…so how can you get you know the world to transport itself in a sustainable way I think that the that the solutions is therefore not to go out and simply say stop flying I mean that that would be like the only message because I think that that just just creates a deeper rift between the aware environmental movement and everyone who just says oh no I’m not gonna I’m not gonna sacrifice that and therefore I rather put my head in the sand and and create my own little fake news story of something that will somehow make this not happen so therefore I think the solution for us to succeed to really have even the in does indifferent majority to surf along with us is to you know show that sustainability is the entry point for a better life that we can achieve better quality of life not just through by consuming and unnecessarily flying when we don’t need to yeah of course of course as in all forms of excessive consumption…

Familiar stranger and wellness

milgram familiar stranger

Theres been so many times in the past when I blogged about the breakdown of social bonds between strangers. One of my favourite books is Sherry Turkle’s Alone Together, I still need to read reclaiming conversations. The smartphone is a easy target to point at when thinking about this all.

The thing I hadn’t really considered is the effect of the mental ill/wellness epidemic maybe slightly caused by loneliness.

This is why I find things like Uber quiet ride pretty scary when you take the long view. Which of course Uber isn’t, as they try and make public transport redundant as its not convenient enough for our lives.

You can outsource pretty much every aspect of irritation in your lives. But you can’t outsource loneliness, or pain. Like a dystopian sci-fi plotline, we are allowing Silicon Valley to make our lives as convenient and seamless as possible.

But there’s an app for everything now, which means no more phone calls to the pizza shop, no chit-chat while waiting for the bus. The little white earbuds, and their more aggressive, noise-cancelling cousins, are shielding us from this terrible outside world.

And we are lonelier than ever. Our communities are disintegrating, whether it’s the corner store bought by a billionaire developer or churches being replaced by Instagram or the fact that I have never met or even seen my nextdoor neighbour. We are at a crisis point.

You could easily point the finger at Airbnb too, something which was about people sharing homes with strangers; now is about hotel like experiences. Airbnb haven’t helped things wither with their plus listings. Don’t get me wrong I understand, but airbnb originally was different.

I keep saying it but noticed I don’t think I have ever wrote about it so directly.

Public transport along with lots public services could be the decider between a epidemic of loneliness. I mean where else are you going to experience familiar stranger and that essential head nod. Rubbing shoulders with strangers clearly is good thing in the long run, you wonder why more people are flocking to our over crowded cities? I think there is something in the social object theory and I’m not the only one. Bonding with strangers builds friendships, builds neighbourhoods, building communities, which builds societies?

The data is still not 100% but I think this is essential research material.

Death of conversation

smartphone addiction illustrations cartoons with couple at cafe dinner
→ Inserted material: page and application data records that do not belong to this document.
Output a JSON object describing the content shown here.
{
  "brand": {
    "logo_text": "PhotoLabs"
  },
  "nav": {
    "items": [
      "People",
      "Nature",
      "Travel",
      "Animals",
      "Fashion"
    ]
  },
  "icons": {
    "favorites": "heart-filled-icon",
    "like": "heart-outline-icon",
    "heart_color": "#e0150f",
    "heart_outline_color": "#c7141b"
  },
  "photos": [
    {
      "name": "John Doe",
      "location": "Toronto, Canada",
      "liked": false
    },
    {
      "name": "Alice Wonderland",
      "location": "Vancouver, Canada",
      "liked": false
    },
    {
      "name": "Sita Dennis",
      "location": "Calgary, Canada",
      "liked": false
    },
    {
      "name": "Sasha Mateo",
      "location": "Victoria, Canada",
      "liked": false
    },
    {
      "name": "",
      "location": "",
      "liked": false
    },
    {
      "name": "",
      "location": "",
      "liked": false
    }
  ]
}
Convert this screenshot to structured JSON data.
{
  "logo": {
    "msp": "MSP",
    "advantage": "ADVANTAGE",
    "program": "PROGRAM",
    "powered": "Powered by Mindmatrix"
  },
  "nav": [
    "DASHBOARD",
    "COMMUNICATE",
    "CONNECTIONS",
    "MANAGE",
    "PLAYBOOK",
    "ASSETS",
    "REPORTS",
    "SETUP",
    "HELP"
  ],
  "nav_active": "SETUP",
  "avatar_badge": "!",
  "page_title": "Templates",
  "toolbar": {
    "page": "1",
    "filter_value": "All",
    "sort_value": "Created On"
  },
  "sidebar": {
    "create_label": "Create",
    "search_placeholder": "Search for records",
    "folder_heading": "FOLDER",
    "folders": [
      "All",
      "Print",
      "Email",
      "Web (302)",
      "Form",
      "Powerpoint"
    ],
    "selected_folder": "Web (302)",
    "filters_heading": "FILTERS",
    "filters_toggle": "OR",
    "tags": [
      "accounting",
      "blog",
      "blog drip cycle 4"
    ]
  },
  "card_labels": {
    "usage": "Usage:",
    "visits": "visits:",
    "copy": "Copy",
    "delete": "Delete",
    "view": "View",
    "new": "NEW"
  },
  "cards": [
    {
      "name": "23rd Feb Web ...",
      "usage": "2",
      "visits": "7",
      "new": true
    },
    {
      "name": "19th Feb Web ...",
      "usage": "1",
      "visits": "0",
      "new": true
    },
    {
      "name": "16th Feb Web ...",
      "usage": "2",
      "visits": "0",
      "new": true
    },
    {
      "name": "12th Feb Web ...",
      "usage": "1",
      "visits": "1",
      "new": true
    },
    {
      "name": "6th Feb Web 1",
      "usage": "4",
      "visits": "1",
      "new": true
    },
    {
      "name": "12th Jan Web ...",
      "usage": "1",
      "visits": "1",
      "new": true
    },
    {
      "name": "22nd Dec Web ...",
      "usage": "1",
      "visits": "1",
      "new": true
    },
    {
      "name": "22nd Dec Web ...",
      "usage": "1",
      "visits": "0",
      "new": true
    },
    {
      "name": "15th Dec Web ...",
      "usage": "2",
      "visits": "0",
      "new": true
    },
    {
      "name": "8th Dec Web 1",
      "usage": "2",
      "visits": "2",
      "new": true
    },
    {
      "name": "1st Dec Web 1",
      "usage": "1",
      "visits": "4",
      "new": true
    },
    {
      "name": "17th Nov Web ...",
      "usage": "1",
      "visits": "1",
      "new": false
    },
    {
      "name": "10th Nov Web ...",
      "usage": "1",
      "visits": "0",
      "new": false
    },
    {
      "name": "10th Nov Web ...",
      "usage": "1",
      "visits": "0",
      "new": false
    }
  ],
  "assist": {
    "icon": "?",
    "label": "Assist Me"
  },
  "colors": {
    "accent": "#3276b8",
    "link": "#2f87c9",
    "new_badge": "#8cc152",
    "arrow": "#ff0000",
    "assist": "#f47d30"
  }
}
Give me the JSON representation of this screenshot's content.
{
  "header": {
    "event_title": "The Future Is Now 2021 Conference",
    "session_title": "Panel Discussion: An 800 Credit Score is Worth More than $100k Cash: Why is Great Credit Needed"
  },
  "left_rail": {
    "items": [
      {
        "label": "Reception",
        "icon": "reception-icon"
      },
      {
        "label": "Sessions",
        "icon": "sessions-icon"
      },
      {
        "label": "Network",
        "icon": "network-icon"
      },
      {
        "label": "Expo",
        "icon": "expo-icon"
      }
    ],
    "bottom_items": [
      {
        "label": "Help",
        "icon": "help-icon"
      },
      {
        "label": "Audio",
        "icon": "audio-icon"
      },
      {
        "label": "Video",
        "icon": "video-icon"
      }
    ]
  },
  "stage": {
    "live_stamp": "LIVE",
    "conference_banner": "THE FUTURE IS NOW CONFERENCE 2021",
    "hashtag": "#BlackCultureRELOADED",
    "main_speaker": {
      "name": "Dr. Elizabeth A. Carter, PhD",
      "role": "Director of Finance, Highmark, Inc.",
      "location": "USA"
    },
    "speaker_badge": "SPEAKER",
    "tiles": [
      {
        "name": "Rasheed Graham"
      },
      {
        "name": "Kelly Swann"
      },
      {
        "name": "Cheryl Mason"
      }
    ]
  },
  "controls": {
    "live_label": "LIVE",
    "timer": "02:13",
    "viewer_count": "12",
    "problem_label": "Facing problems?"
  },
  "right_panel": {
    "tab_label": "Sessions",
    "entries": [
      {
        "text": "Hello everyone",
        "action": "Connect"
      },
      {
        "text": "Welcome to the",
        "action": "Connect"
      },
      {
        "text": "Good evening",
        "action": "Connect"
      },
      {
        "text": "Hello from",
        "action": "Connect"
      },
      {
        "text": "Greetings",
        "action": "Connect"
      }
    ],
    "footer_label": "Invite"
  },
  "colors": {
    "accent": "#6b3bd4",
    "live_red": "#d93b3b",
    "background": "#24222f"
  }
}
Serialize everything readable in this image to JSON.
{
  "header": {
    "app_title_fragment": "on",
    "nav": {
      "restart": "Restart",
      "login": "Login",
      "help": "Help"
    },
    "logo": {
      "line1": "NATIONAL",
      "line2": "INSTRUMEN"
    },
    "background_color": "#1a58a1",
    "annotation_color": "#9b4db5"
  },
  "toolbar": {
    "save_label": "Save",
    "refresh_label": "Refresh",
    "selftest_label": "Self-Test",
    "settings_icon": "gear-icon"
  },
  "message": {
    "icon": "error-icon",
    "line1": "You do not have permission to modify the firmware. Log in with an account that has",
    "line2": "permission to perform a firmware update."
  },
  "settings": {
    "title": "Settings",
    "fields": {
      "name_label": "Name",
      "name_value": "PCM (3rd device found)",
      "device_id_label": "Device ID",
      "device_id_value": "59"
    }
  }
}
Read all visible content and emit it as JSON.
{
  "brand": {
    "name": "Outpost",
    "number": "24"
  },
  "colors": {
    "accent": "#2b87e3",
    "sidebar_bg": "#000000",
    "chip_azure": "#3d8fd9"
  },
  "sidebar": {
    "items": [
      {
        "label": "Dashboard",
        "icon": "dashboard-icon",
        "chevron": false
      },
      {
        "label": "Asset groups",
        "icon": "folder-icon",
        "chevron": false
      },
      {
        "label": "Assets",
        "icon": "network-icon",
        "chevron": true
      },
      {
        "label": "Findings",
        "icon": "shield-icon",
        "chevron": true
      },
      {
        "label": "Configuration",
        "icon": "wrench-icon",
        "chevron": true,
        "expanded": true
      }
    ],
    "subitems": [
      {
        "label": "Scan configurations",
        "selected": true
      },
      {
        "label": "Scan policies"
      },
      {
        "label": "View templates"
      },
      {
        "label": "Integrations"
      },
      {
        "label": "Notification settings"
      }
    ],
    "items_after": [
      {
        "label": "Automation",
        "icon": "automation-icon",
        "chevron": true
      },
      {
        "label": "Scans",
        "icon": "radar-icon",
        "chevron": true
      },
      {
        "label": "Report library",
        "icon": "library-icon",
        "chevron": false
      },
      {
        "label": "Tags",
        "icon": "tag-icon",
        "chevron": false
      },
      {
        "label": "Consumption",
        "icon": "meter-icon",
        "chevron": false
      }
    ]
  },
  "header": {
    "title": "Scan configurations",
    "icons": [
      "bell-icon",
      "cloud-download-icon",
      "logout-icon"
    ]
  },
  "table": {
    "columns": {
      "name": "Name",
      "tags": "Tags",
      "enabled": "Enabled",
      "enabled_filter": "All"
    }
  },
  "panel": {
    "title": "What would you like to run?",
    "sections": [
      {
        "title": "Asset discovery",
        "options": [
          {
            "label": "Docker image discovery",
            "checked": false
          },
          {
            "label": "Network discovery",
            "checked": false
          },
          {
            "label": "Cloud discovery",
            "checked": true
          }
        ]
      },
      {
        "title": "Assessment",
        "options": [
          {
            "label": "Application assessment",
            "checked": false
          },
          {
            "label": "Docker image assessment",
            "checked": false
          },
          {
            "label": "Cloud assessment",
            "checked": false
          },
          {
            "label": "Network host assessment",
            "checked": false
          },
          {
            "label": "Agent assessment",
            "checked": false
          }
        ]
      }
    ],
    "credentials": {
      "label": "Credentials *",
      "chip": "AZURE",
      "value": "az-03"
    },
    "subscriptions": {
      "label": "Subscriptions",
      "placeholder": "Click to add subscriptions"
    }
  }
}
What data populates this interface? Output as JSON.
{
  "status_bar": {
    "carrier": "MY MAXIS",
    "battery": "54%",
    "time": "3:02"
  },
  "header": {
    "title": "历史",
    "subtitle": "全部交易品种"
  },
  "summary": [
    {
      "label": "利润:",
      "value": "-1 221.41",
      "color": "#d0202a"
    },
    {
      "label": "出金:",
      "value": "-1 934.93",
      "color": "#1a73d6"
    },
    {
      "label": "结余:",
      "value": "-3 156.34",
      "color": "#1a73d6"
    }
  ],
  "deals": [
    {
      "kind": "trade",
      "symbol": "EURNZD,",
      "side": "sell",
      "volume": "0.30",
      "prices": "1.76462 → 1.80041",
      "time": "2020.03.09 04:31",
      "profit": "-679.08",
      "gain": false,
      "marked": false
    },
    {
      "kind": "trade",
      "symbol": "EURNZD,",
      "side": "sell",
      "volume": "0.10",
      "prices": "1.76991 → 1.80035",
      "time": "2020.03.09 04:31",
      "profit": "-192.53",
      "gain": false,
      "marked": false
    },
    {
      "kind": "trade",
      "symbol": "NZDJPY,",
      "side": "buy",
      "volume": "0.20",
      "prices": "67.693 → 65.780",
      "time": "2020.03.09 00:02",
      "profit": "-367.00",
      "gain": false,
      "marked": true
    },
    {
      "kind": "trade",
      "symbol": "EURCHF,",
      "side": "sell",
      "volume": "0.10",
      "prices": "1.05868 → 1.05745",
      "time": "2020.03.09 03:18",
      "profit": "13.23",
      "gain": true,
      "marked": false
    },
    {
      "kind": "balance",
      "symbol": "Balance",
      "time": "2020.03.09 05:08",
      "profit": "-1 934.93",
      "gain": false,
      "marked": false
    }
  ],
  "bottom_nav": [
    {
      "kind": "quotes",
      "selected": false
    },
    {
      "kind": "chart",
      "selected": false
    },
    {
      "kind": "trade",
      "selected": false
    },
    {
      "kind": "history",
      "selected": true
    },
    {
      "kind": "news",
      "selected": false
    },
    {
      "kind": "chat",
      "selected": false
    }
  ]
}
I found the piece with 57 Images Of How Smartphones Take Over Our Lives, a fun but also slightly tragic read.

Modern technology has undoubtedly improved our lives in many ways – from curing what used to be terminal illnesses to space explorations, we all must agree that life without technologies seems quite impossible now. Though the technologies make living more comfortable, they are also the culprit of many social issues, with smartphone addiction being the top one.

Its something I’ve written about in the past quite a bit… Smartphones are the new cigarettes, tips for deadling with your smartphones Tamagotchi where the future went wrong? and more…